By Kim Merritt / Fredericksburg Today
There’s a new native plant display at the Fredericksburg Fairgrounds this year.
The Central Rappahannock Natives Plant Display Garden features plants that are originally from this area.
This garden display is the work of several local garden and horticulture businesses and groups, according to Plants Map co-owner Tracy Blevins.
“This is a cooperative effort between Roxbury Farm and Garden Center, the Master Gardener Association of the Central Rappahannock Area and Plantsmap.com in support of the new Plant Central Rappahannock Natives Campaign, “ Blevins said.
Andy Lynn, manager of Roxbury Farm and Garden Center, is excited about native gardening.
“Native gardening will be the next big thing,” Lynn said.
Laura Westermeier, master gardener and curator of the display at the Fairgrounds, said the benefits of using native plants varies.
“It supports the local wildlife,” Westermeier said. “As long as you pay attention to what the plant’s needs are, then it’ll be the right plant in the right place. And some of them are really pretty and very fragrant. Sometimes, once the plants get established, you don’t really have to water them.”
Lynn said that many times, invasive plants are invasive because they are not native to the area, and without any natural threats or predators, they can become problematic. He says that native plants have more of a natural balance with the local ecosystem and normally don’t become invasive.
“You can expect to see plants that are in some of the younger stages of their life cycle at the Fair, but some of them have already started to bloom,” Westermeier said. “There’s a beautiful purple passion vine on display at the fair.”
She said it started blooming a couple of days ago.

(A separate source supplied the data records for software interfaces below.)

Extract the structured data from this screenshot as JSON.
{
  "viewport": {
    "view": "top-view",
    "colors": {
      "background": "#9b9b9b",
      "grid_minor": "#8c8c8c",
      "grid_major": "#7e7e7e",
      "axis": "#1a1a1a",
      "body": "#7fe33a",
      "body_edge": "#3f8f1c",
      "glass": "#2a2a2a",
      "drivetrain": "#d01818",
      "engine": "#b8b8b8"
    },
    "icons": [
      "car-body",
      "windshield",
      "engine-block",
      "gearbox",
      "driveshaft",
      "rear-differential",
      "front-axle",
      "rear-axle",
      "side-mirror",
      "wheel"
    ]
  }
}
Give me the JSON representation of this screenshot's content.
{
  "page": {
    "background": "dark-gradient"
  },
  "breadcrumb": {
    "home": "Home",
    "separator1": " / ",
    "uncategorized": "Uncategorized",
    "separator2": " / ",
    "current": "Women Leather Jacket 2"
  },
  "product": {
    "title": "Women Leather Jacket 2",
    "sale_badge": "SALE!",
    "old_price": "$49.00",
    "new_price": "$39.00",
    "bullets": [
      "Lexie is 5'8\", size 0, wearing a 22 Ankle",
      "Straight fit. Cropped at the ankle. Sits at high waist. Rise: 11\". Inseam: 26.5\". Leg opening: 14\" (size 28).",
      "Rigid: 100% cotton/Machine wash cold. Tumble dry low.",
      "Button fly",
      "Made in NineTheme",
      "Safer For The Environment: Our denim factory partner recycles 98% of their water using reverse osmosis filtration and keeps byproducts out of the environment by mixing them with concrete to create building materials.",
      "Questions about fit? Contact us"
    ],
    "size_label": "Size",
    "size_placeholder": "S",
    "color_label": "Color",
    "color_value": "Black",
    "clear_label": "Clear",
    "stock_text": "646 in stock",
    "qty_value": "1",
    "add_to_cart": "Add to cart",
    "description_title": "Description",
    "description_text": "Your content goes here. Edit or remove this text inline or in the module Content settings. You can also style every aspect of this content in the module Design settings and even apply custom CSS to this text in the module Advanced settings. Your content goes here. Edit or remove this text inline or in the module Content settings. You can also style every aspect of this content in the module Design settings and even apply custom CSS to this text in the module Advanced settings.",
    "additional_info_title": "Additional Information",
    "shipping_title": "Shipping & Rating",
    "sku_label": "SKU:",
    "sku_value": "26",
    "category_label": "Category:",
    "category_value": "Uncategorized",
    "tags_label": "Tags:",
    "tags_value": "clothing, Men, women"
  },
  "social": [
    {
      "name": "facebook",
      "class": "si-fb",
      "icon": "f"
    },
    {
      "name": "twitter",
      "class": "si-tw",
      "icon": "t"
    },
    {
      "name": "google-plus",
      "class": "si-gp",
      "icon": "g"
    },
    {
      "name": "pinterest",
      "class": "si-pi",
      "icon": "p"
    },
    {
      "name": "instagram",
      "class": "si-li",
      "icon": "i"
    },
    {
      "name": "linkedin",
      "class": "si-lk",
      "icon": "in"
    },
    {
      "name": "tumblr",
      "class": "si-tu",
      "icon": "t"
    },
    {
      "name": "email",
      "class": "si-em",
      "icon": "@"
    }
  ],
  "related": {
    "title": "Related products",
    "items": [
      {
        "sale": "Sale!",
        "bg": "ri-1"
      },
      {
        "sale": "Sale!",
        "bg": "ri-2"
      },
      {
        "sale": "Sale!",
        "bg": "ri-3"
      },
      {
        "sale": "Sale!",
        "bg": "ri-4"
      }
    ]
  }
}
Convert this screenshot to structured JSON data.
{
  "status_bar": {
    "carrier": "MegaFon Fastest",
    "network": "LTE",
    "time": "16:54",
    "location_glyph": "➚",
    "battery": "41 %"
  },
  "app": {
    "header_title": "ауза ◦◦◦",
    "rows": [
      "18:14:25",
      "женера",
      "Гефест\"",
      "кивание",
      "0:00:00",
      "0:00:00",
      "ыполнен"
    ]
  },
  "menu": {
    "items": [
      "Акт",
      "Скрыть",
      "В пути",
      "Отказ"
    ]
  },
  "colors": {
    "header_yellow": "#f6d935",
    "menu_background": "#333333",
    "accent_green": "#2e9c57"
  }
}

Westermeier is working on the Plant Central Rappahannock Natives Campaign. The campaign’s website has a listing of places (mostly parks) to look for native plants. They also offer a free PDF book with information on many different plants which are native to the Rappahannock area.
You can get a free hardbound version of that book at their display table inside the “Home-Ec” building at the Fredericksburg Fair. If you can’t get to the fair to pick up the book, they also offer it for free at the Stafford Master Gardeners plant clinic on Saturdays through September 15 at the Farmer’s Market in Hurkamp Park in Fredericksburg. In order to get the book for free you must reside in the City of Fredericksburg, Stafford County, Spotsylvania County, Caroline County, or King George County.
Lynn said the display at the fair came together at just the right time. He was contacted by fair officials about putting in a display at the fair around the same time that Westermeier approached him about her involvement in the Plant Central Rappahannock Natives Campaign. Roxbury Farm and Garden Center donated all the plants and ordered plant tags for the display from Plantsmap.com, and Westermeier is the master gardener who worked to bring the project together.
The PlantsMap.com tags have QR codes. If you scan the QR codes with your phone, it will navigate to PlantsMap.com. There you will find more information about the plant you have just scanned, complete with images, life cycle information and plant preferences like sun and shade preferences and wet or dry soil preferences.
The exhibit is the second exhibit building on the right, as you go in through the main gate.
If you are thinking of using natives in your own garden or landscaping, Blevins said you still have to understand how it fits in your garden.
“Just because a plant is considered ‘native’ in a very broad sense because it is native to North America, does not mean it will do well in our area,” Blevins said. “Visiting other native gardens in your area and learning what grows well here will help you get a good start. Plants that like full sun will still need sun. Plants that are native still need to be planted in the right spot for their best success.”
If you don’t get a chance you see the display at the fair, Westermeier and her husband will also give a talk about native gardens at Salem Church Library on August 22 at 7pm.